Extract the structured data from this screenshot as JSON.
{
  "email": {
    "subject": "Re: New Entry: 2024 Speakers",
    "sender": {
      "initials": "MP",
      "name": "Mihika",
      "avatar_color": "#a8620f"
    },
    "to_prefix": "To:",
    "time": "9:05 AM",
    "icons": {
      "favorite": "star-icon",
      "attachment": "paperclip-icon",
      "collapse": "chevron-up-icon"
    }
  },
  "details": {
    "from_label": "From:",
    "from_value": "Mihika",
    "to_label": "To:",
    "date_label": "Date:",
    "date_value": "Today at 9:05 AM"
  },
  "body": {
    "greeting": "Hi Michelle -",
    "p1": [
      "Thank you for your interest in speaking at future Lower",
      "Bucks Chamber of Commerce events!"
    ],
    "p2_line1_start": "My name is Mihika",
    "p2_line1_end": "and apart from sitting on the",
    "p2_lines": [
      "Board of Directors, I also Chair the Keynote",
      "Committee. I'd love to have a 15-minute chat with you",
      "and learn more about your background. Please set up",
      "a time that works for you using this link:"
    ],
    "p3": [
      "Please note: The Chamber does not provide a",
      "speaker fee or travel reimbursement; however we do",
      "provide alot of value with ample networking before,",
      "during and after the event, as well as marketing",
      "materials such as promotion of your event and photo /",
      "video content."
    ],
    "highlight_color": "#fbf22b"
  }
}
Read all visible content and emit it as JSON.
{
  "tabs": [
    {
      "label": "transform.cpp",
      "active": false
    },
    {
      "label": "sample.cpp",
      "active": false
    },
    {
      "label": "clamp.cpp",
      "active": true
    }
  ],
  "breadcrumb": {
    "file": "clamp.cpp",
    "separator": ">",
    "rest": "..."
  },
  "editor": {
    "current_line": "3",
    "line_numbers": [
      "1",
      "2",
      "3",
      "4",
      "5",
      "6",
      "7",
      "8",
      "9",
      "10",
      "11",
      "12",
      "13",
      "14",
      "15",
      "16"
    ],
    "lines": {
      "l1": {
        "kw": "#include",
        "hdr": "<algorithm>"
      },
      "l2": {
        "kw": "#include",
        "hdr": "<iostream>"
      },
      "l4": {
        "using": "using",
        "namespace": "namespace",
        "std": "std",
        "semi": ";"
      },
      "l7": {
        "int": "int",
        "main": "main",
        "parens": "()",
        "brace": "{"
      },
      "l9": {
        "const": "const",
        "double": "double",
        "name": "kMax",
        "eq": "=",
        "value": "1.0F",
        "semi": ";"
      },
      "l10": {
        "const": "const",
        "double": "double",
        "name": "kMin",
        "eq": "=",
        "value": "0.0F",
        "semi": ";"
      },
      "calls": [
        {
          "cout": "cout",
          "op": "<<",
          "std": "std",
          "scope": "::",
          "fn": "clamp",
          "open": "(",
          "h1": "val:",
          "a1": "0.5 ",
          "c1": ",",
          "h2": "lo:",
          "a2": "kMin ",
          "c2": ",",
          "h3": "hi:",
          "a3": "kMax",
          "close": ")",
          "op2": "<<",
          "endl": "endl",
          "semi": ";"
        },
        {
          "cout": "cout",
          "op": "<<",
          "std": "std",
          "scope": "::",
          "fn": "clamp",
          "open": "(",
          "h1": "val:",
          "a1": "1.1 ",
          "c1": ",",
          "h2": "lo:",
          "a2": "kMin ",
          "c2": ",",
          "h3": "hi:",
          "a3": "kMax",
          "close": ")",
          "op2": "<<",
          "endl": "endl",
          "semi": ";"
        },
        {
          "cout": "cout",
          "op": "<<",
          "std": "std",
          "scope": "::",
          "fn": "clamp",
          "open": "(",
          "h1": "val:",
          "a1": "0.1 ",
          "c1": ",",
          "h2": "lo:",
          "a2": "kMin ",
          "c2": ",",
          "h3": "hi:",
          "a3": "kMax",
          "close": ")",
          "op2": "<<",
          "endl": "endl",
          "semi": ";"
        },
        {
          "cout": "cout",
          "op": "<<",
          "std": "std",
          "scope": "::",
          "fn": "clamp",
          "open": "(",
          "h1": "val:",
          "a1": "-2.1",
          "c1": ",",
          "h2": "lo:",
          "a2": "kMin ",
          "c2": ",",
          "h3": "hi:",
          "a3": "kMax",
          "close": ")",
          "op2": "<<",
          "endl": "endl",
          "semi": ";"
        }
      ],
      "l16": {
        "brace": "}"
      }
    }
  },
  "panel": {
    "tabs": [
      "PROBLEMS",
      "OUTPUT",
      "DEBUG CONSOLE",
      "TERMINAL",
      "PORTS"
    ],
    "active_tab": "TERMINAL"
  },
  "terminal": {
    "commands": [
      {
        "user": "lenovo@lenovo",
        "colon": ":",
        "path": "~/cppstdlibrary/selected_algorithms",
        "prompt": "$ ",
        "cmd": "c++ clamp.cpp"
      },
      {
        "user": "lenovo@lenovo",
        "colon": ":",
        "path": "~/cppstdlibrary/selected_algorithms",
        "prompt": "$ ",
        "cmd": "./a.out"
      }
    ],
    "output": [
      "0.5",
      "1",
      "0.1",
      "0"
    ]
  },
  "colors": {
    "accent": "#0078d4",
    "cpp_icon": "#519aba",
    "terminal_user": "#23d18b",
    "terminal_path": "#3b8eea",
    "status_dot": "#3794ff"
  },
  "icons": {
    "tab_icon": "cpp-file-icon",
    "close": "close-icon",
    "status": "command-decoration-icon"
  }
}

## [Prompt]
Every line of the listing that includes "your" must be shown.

## [Exercise output]
      "Thank you for your interest in speaking at future Lower",
      "and learn more about your background. Please set up",
      "materials such as promotion of your event and photo /",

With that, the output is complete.